* [Work instruction] Would you filter these records and copy every line that has the word "plot"?

***

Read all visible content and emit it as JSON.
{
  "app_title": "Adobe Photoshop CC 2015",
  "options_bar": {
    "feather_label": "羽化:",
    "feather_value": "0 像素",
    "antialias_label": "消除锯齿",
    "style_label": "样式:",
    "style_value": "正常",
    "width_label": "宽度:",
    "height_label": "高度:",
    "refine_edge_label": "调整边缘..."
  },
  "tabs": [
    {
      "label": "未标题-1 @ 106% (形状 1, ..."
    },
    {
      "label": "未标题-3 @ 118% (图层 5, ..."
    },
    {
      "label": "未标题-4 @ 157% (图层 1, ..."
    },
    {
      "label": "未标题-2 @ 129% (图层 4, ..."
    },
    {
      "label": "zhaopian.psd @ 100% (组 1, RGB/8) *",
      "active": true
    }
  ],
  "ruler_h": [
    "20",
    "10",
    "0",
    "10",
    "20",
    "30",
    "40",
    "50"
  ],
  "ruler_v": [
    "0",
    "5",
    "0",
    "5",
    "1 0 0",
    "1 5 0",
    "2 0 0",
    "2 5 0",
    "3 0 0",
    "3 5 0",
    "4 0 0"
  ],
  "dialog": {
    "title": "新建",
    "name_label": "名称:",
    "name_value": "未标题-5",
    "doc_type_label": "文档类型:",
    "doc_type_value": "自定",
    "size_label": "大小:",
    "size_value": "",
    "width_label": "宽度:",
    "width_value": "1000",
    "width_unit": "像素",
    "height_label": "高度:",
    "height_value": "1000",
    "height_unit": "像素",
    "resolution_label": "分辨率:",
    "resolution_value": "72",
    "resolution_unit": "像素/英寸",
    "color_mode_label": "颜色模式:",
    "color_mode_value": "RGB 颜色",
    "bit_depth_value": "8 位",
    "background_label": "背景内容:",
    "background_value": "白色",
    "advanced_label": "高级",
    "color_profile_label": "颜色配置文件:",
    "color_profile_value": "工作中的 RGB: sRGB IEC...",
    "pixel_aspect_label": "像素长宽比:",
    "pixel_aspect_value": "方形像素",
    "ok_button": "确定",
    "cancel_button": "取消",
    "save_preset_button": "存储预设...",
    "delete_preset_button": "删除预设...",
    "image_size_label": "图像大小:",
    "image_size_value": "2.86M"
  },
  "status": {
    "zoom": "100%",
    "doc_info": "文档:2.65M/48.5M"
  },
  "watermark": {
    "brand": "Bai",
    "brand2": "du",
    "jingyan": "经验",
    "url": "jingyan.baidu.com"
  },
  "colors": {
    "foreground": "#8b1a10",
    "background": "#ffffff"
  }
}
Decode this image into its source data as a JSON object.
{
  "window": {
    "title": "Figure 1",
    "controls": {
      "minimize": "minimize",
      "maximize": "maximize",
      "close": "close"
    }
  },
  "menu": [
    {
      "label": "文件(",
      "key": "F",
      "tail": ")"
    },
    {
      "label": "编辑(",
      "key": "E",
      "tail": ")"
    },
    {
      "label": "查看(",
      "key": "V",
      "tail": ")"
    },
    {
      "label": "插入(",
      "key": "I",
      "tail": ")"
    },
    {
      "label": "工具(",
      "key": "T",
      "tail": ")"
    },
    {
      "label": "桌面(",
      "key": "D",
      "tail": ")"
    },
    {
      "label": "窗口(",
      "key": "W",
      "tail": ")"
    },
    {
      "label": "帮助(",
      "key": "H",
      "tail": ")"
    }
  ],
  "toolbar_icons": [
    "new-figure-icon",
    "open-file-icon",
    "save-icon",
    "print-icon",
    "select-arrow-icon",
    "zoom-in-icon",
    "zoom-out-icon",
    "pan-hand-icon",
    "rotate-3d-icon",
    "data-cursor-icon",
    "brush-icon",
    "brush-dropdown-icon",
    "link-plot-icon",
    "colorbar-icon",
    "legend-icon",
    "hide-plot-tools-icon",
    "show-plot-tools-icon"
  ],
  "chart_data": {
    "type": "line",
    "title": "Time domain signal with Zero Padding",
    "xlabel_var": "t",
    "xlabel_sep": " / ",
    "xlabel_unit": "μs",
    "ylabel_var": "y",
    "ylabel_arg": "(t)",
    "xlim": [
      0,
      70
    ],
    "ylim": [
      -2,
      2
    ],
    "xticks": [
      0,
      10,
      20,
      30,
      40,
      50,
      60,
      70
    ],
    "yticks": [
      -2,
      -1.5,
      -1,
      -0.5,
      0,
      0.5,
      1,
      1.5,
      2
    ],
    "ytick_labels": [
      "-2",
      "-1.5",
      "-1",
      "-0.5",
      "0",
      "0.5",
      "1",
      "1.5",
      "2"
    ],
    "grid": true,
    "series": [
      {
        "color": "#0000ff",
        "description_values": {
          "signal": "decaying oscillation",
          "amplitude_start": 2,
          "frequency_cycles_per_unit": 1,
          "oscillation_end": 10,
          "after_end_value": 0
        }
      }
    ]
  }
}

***

* [Exercise solution]
    "link-plot-icon",
    "hide-plot-tools-icon",
    "show-plot-tools-icon"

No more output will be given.